The Second Circuit Court of Appeals ruled against two groups of plaintiffs on Wednesday, denying federal Employee Retirement Income Security Act (ERISA) claims stemming from staggering subprime mortgage losses during the peak of the mortgage crisis.
In the first suit, Gray v. Citigroup, Inc., the Second Circuit Court of Appeals ruled against 153,000 workers whose 401(k) plans were depleted as a result of Citigroup's subprime-related losses.
The court found that Citigroup didn't breach its fiduciary duty, and that the workers had not shown that the "defendants either knew or should have known that Citigroup was in the sort of dire situation that required them to override plan terms in order to limit participants' investments in Citigroup stock."
Citigroup's share price fell 52 percent from between 2007 and 2008, resulting in $18.1 billion in subprime-related losses. The plaintiffs had accused Citigroup of "consistently downplaying its exposure to subprime mortgages and other toxic debt, causing hundreds of millions of dollars of losses for the tens of thousands of workers who owned bank stock in their 401(k)s," reports Reuters.
In the second suit, Gearren v. McGraw-Hill Cos., Inc., plaintiffs claimed that McGraw-Hill, (the parent company of credit rating agency Standard and Poor's), "violated fiduciary duties by offering employees its stock knowing the shares were likely to fall over allegations its Standard & Poor's unit gave improperly high ratings to mortgage-backed securities," reports Bloomberg.
In Gearren, the Second Circuit held that "the facts alleged by plaintiffs are, even if proven, insufficient to establish that the defendants abused their discretion by continuing to offer plan participants the opportunity to invest in McGraw-Hill stock."
Marc Machiz, a lawyer for the Citigroup plaintiffs, told Thomson Reuters News & Insight that he expects to ask the full Second Circuit Court of Appeals to rehear his clients' ERISA claims.
- Gray v. Citigroup, Inc. (FindLaw's CaseLaw)

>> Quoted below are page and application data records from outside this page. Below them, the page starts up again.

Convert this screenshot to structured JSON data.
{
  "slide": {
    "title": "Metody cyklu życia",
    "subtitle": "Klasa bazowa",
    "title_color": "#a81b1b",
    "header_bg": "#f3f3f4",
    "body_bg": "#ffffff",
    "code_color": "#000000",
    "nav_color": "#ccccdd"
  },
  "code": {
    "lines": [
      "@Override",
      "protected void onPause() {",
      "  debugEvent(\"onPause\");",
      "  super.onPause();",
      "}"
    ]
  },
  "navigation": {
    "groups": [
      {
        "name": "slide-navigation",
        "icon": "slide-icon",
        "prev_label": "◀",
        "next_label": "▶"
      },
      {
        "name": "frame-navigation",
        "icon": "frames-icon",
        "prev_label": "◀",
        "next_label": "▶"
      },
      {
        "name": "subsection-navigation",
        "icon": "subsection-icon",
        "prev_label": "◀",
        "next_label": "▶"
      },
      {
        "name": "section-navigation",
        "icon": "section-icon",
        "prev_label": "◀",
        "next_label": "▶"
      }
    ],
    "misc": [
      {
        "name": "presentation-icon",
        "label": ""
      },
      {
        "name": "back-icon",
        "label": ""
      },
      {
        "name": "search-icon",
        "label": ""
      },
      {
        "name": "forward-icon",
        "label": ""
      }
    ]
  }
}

- Gearren v. McGraw-Hill Cos., Inc. (FindLaw's CaseLaw)
- Hedge Fund Adviser Can Owe a Fiduciary Duty to Investors (FindLaw's Sixth Circuit blog)